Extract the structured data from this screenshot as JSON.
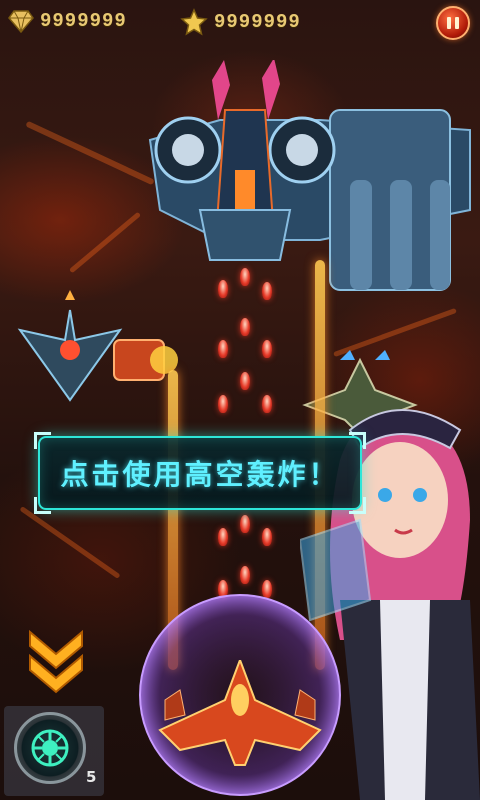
{
  "hud": {
    "gems": "9999999",
    "stars": "9999999",
    "gem_icon": "diamond-gem-icon",
    "star_icon": "gold-star-icon",
    "pause_icon": "pause-icon"
  },
  "tutorial": {
    "message": "点击使用高空轰炸！"
  },
  "bomb": {
    "count": "5",
    "icon": "bomb-special-icon"
  },
  "colors": {
    "banner_border": "#2ee6d8",
    "banner_text": "#5ff0ff",
    "currency_text": "#e8c873",
    "hint_chevrons": "#ffb020"
  }
}
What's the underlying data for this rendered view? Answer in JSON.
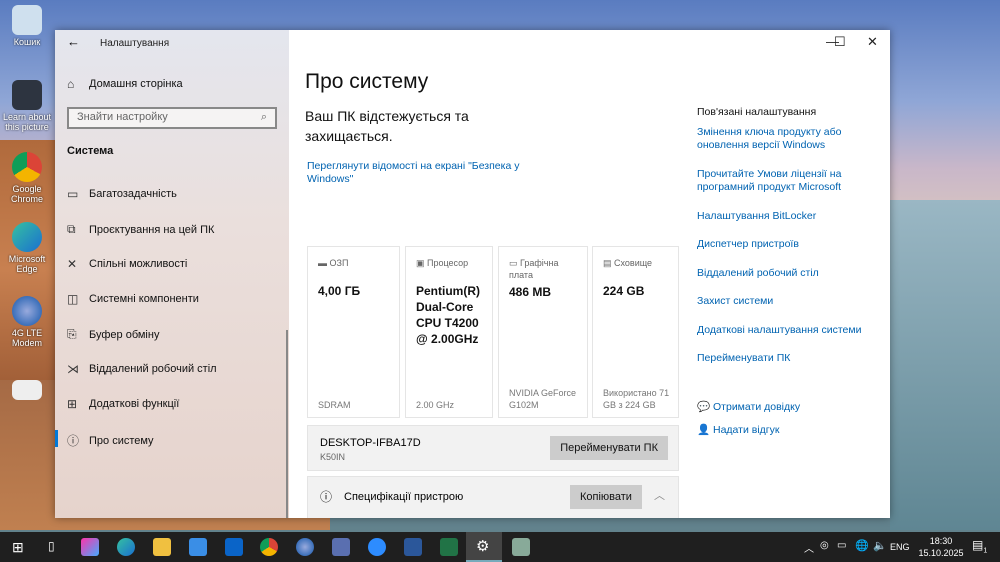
{
  "desktop": {
    "icons": [
      "Кошик",
      "Learn about this picture",
      "Google Chrome",
      "Microsoft Edge",
      "4G LTE Modem"
    ]
  },
  "window": {
    "app_title": "Налаштування"
  },
  "sidebar": {
    "home": "Домашня сторінка",
    "search_placeholder": "Знайти настройку",
    "section": "Система",
    "items": [
      {
        "label": "Багатозадачність"
      },
      {
        "label": "Проєктування на цей ПК"
      },
      {
        "label": "Спільні можливості"
      },
      {
        "label": "Системні компоненти"
      },
      {
        "label": "Буфер обміну"
      },
      {
        "label": "Віддалений робочий стіл"
      },
      {
        "label": "Додаткові функції"
      },
      {
        "label": "Про систему"
      }
    ]
  },
  "main": {
    "title": "Про систему",
    "protection": "Ваш ПК відстежується та захищається.",
    "security_link": "Переглянути відомості на екрані \"Безпека у Windows\"",
    "cards": [
      {
        "label": "ОЗП",
        "value": "4,00 ГБ",
        "sub": "SDRAM"
      },
      {
        "label": "Процесор",
        "value": "Pentium(R) Dual-Core CPU T4200 @ 2.00GHz",
        "sub": "2.00 GHz"
      },
      {
        "label": "Графічна плата",
        "value": "486 MB",
        "sub": "NVIDIA GeForce G102M"
      },
      {
        "label": "Сховище",
        "value": "224 GB",
        "sub": "Використано 71 GB з 224 GB"
      }
    ],
    "pc_name": "DESKTOP-IFBA17D",
    "pc_model": "K50IN",
    "rename_button": "Перейменувати ПК",
    "specs_label": "Специфікації пристрою",
    "copy_button": "Копіювати"
  },
  "related": {
    "title": "Пов'язані налаштування",
    "links": [
      "Змінення ключа продукту або оновлення версії Windows",
      "Прочитайте Умови ліцензії на програмний продукт Microsoft",
      "Налаштування BitLocker",
      "Диспетчер пристроїв",
      "Віддалений робочий стіл",
      "Захист системи",
      "Додаткові налаштування системи",
      "Перейменувати ПК"
    ],
    "help": "Отримати довідку",
    "feedback": "Надати відгук"
  },
  "taskbar": {
    "language": "ENG",
    "time": "18:30",
    "date": "15.10.2025",
    "notifications": "1"
  }
}
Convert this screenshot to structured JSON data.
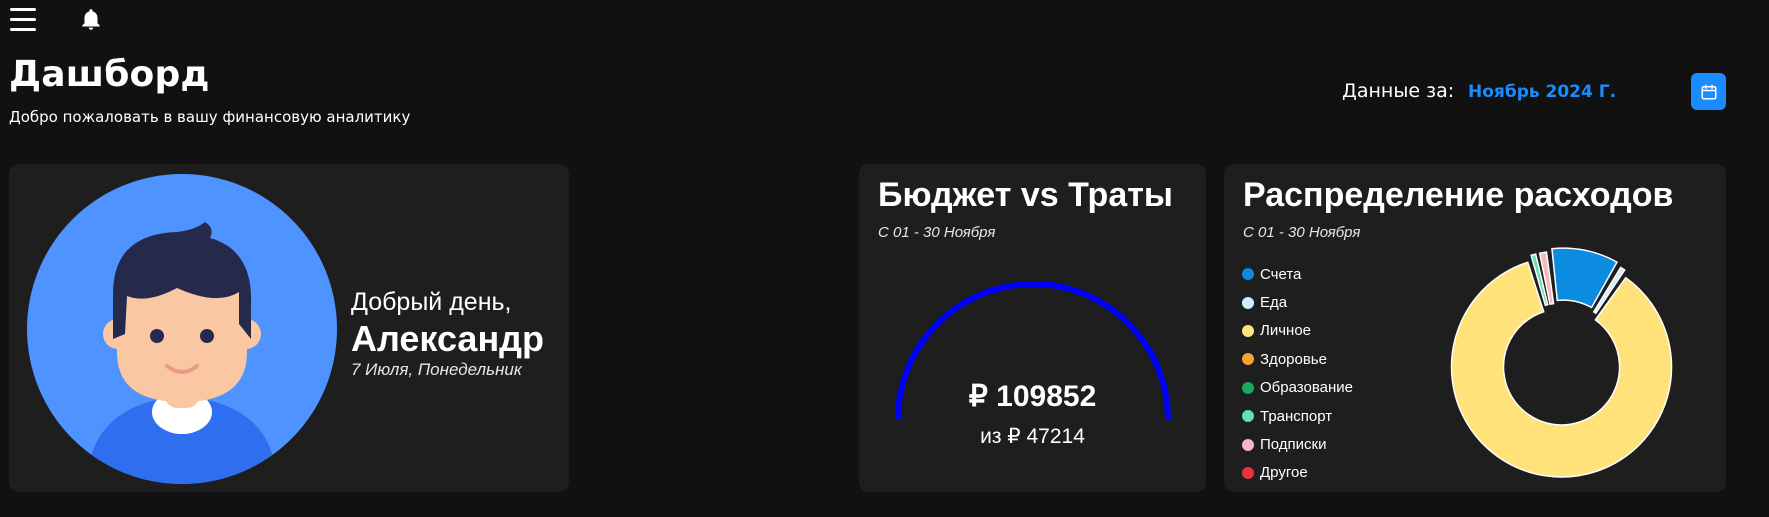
{
  "header": {
    "title": "Дашборд",
    "subtitle": "Добро пожаловать в вашу финансовую аналитику",
    "period_label": "Данные за:",
    "period_value": "Ноябрь 2024 Г."
  },
  "user_card": {
    "greeting": "Добрый день,",
    "name": "Александр",
    "date": "7 Июля, Понедельник"
  },
  "budget_card": {
    "title": "Бюджет vs Траты",
    "range": "С 01 - 30 Ноября",
    "spent": "₽ 109852",
    "total": "из ₽ 47214"
  },
  "distribution_card": {
    "title": "Распределение расходов",
    "range": "С 01 - 30 Ноября",
    "legend": [
      {
        "label": "Счета",
        "color": "#0b8ce0"
      },
      {
        "label": "Еда",
        "color": "#cdeefa"
      },
      {
        "label": "Личное",
        "color": "#ffe27a"
      },
      {
        "label": "Здоровье",
        "color": "#f4a534"
      },
      {
        "label": "Образование",
        "color": "#1aa85c"
      },
      {
        "label": "Транспорт",
        "color": "#5fe0b5"
      },
      {
        "label": "Подписки",
        "color": "#f7b8c2"
      },
      {
        "label": "Другое",
        "color": "#e8303f"
      }
    ]
  },
  "chart_data": {
    "type": "pie",
    "categories": [
      "Счета",
      "Еда",
      "Личное",
      "Здоровье",
      "Образование",
      "Транспорт",
      "Подписки",
      "Другое"
    ],
    "values": [
      10,
      1.2,
      83,
      0,
      0,
      1.2,
      1.5,
      0
    ],
    "colors": [
      "#0b8ce0",
      "#cdeefa",
      "#ffe27a",
      "#f4a534",
      "#1aa85c",
      "#5fe0b5",
      "#f7b8c2",
      "#e8303f"
    ],
    "donut": true,
    "title": "Распределение расходов"
  },
  "icons": {
    "menu": "hamburger-icon",
    "bell": "bell-icon",
    "calendar": "calendar-icon"
  }
}
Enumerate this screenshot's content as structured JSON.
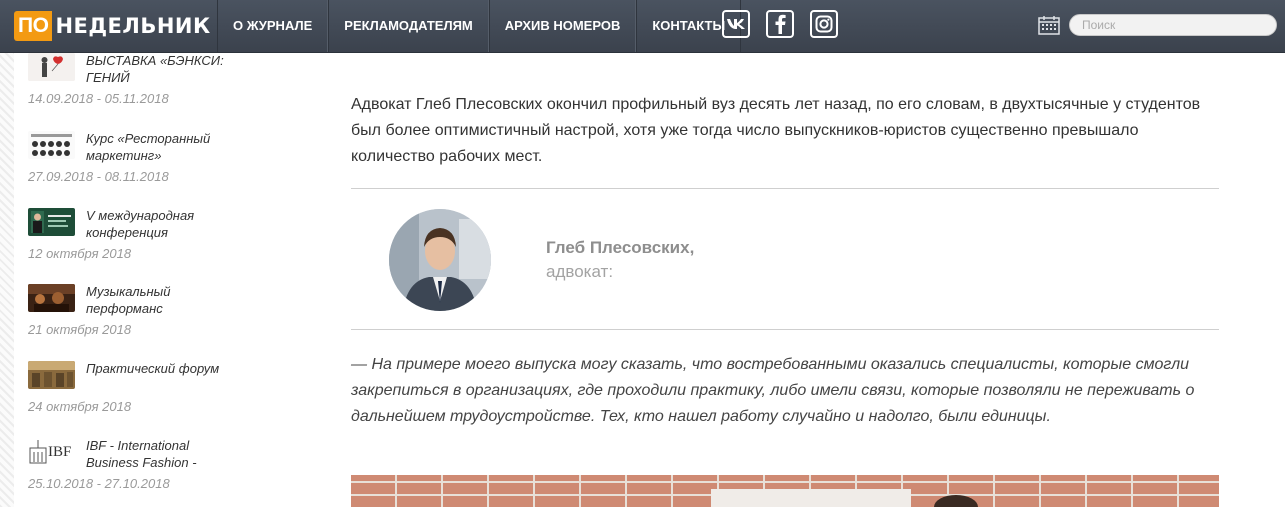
{
  "header": {
    "logo_prefix": "ПО",
    "logo_rest": "НЕДЕЛЬНИК",
    "nav": [
      "О ЖУРНАЛЕ",
      "РЕКЛАМОДАТЕЛЯМ",
      "АРХИВ НОМЕРОВ",
      "КОНТАКТЫ"
    ],
    "social": {
      "vk": "vk-icon",
      "facebook": "facebook-icon",
      "instagram": "instagram-icon"
    },
    "search_placeholder": "Поиск",
    "accent": "#f39a12"
  },
  "sidebar": {
    "events": [
      {
        "title": "ВЫСТАВКА «БЭНКСИ: ГЕНИЙ",
        "date": "14.09.2018 - 05.11.2018"
      },
      {
        "title": "Курс «Ресторанный маркетинг»",
        "date": "27.09.2018 - 08.11.2018"
      },
      {
        "title": "V международная конференция",
        "date": "12 октября 2018"
      },
      {
        "title": "Музыкальный перформанс",
        "date": "21 октября 2018"
      },
      {
        "title": "Практический форум",
        "date": "24 октября 2018"
      },
      {
        "title": "IBF - International Business Fashion -",
        "date": "25.10.2018 - 27.10.2018",
        "thumb_text": "IBF"
      }
    ]
  },
  "article": {
    "paragraph": "Адвокат Глеб Плесовских окончил профильный вуз десять лет назад, по его словам, в двухтысячные у студентов был более оптимистичный настрой, хотя уже тогда число выпускников-юристов существенно превышало количество рабочих мест.",
    "author_name": "Глеб Плесовских,",
    "author_role": "адвокат:",
    "quote": "— На примере моего выпуска могу сказать, что востребованными оказались специалисты, которые смогли закрепиться в организациях, где проходили практику, либо имели связи, которые позволяли не переживать о дальнейшем трудоустройстве. Тех, кто нашел работу случайно и надолго, были единицы."
  }
}
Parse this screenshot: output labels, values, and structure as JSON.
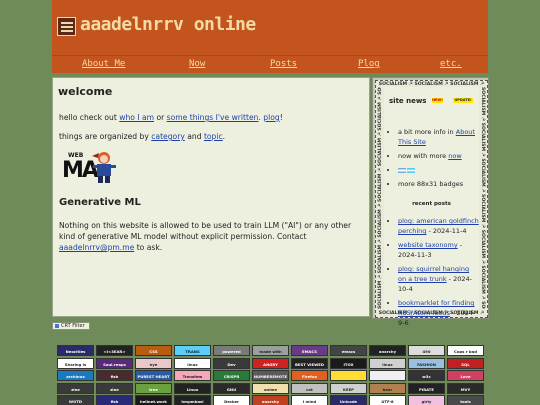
{
  "header": {
    "title": "aaadelnrrv online"
  },
  "nav": [
    {
      "label": "About Me"
    },
    {
      "label": "Now"
    },
    {
      "label": "Posts"
    },
    {
      "label": "Plog"
    },
    {
      "label": "etc."
    }
  ],
  "main": {
    "heading": "welcome",
    "intro": {
      "t1": "hello check out ",
      "link_who": "who I am",
      "t2": " or ",
      "link_written": "some things I've written",
      "t3": ". ",
      "link_plog": "plog",
      "t4": "!"
    },
    "organized": {
      "t1": "things are organized by ",
      "link_category": "category",
      "t2": " and ",
      "link_topic": "topic",
      "t3": "."
    },
    "webma": {
      "w": "WEB",
      "ma": "MA"
    },
    "genml": {
      "heading": "Generative ML",
      "text": "Nothing on this website is allowed to be used to train LLM (\"AI\") or any other kind of generative ML model without explicit permission. Contact ",
      "email": "aaadelnrrv@pm.me",
      "end": " to ask."
    }
  },
  "sidebar": {
    "ribbon": "SOCIALISM ☭ SOCIALISM ☭ SOCIALISM ☭",
    "ribbon_long": "SOCIALISM ☭ SOCIALISM ☭ SOCIALISM ☭ SOCIALISM ☭ SOCIALISM ☭ SOCIALISM ☭ SOCIALISM ☭",
    "site_news": "site news",
    "badge_new": "NEW!",
    "badge_update": "UPDATE!",
    "news": {
      "n1_text": "a bit more info in ",
      "n1_link": "About This Site",
      "n2_text": "now with more ",
      "n2_link": "now",
      "n4_text": "more 88x31 badges"
    },
    "recent_title": "recent posts",
    "recent": [
      {
        "title": "plog: american goldfinch perching",
        "date": " - 2024-11-4"
      },
      {
        "title": "website taxonomy",
        "date": " - 2024-11-3"
      },
      {
        "title": "plog: squirrel hanging on a tree trunk",
        "date": " - 2024-10-4"
      },
      {
        "title": "bookmarklet for finding RSS/Atom feeds",
        "date": " - 2024-9-6"
      }
    ]
  },
  "crt": {
    "label": "CRT Filter"
  },
  "badges": [
    {
      "label": "Neocities",
      "color": "#2a2a6a"
    },
    {
      "label": "<I<3EAR>",
      "color": "#222222"
    },
    {
      "label": "CSS",
      "color": "#b85c10"
    },
    {
      "label": "TRANS",
      "color": "#5bcefa"
    },
    {
      "label": "powered",
      "color": "#7a7a7a"
    },
    {
      "label": "made with",
      "color": "#9aa0a0"
    },
    {
      "label": "EMACS",
      "color": "#6a3a8a"
    },
    {
      "label": "emacs",
      "color": "#444444"
    },
    {
      "label": "anarchy",
      "color": "#222222"
    },
    {
      "label": "490",
      "color": "#dddddd"
    },
    {
      "label": "Cops r bad",
      "color": "#ffffff"
    },
    {
      "label": "Sharing is",
      "color": "#ffffff"
    },
    {
      "label": "Soul.reaps",
      "color": "#5a2a7a"
    },
    {
      "label": "eye",
      "color": "#e8c8c8"
    },
    {
      "label": "linux",
      "color": "#ffffff"
    },
    {
      "label": "Dev",
      "color": "#3a3a3a"
    },
    {
      "label": "ANGRY",
      "color": "#d02020"
    },
    {
      "label": "BEST VIEWED",
      "color": "#222222"
    },
    {
      "label": "ITOX",
      "color": "#1a1a1a"
    },
    {
      "label": "linux",
      "color": "#d0d0d0"
    },
    {
      "label": "FASHION",
      "color": "#9ac0e0"
    },
    {
      "label": "SQL",
      "color": "#c02020"
    },
    {
      "label": "archinux",
      "color": "#1a7ac0"
    },
    {
      "label": "fish",
      "color": "#4a2a2a"
    },
    {
      "label": "PUREST HEART",
      "color": "#2a5aa0"
    },
    {
      "label": "Transfem",
      "color": "#f5a9b8"
    },
    {
      "label": "CRISPR",
      "color": "#2a7a3a"
    },
    {
      "label": "NUMBEREMOTE",
      "color": "#5a5a5a"
    },
    {
      "label": "Firefox",
      "color": "#e06020"
    },
    {
      "label": "",
      "color": "#ffdd33"
    },
    {
      "label": "",
      "color": "#f0f0f0"
    },
    {
      "label": "w3c",
      "color": "#333333"
    },
    {
      "label": "Love",
      "color": "#d04060"
    },
    {
      "label": "zine",
      "color": "#3a3a3a"
    },
    {
      "label": "zine",
      "color": "#3a3a3a"
    },
    {
      "label": "tree",
      "color": "#6aa040"
    },
    {
      "label": "Linux",
      "color": "#222222"
    },
    {
      "label": "GNU",
      "color": "#2a2a2a"
    },
    {
      "label": "anime",
      "color": "#f0e0b0"
    },
    {
      "label": "cat",
      "color": "#c0c0c0"
    },
    {
      "label": "KEEP",
      "color": "#d0d0d0"
    },
    {
      "label": "bear",
      "color": "#b08050"
    },
    {
      "label": "PIRATE",
      "color": "#222222"
    },
    {
      "label": "MVY",
      "color": "#2a2a2a"
    },
    {
      "label": "WOTD",
      "color": "#3a3a3a"
    },
    {
      "label": "fish",
      "color": "#2a2a7a"
    },
    {
      "label": "hellnet.work",
      "color": "#1a1a1a"
    },
    {
      "label": "hmpmbasi",
      "color": "#222222"
    },
    {
      "label": "Decker",
      "color": "#ffffff"
    },
    {
      "label": "anarchy",
      "color": "#c04020"
    },
    {
      "label": "I mind",
      "color": "#ffffff"
    },
    {
      "label": "Unicode",
      "color": "#2a2a6a"
    },
    {
      "label": "UTF-8",
      "color": "#ffffff"
    },
    {
      "label": "girly",
      "color": "#f0c0e0"
    },
    {
      "label": "tools",
      "color": "#4a4a4a"
    },
    {
      "label": "bee",
      "color": "#222222"
    }
  ]
}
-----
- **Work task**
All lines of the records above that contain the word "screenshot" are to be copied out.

- **Exercise result**
Extract the structured data from this screenshot as JSON.
Convert this screenshot to structured JSON data.
Enumerate this screenshot's content as structured JSON.
Parse this screenshot: output labels, values, and structure as JSON.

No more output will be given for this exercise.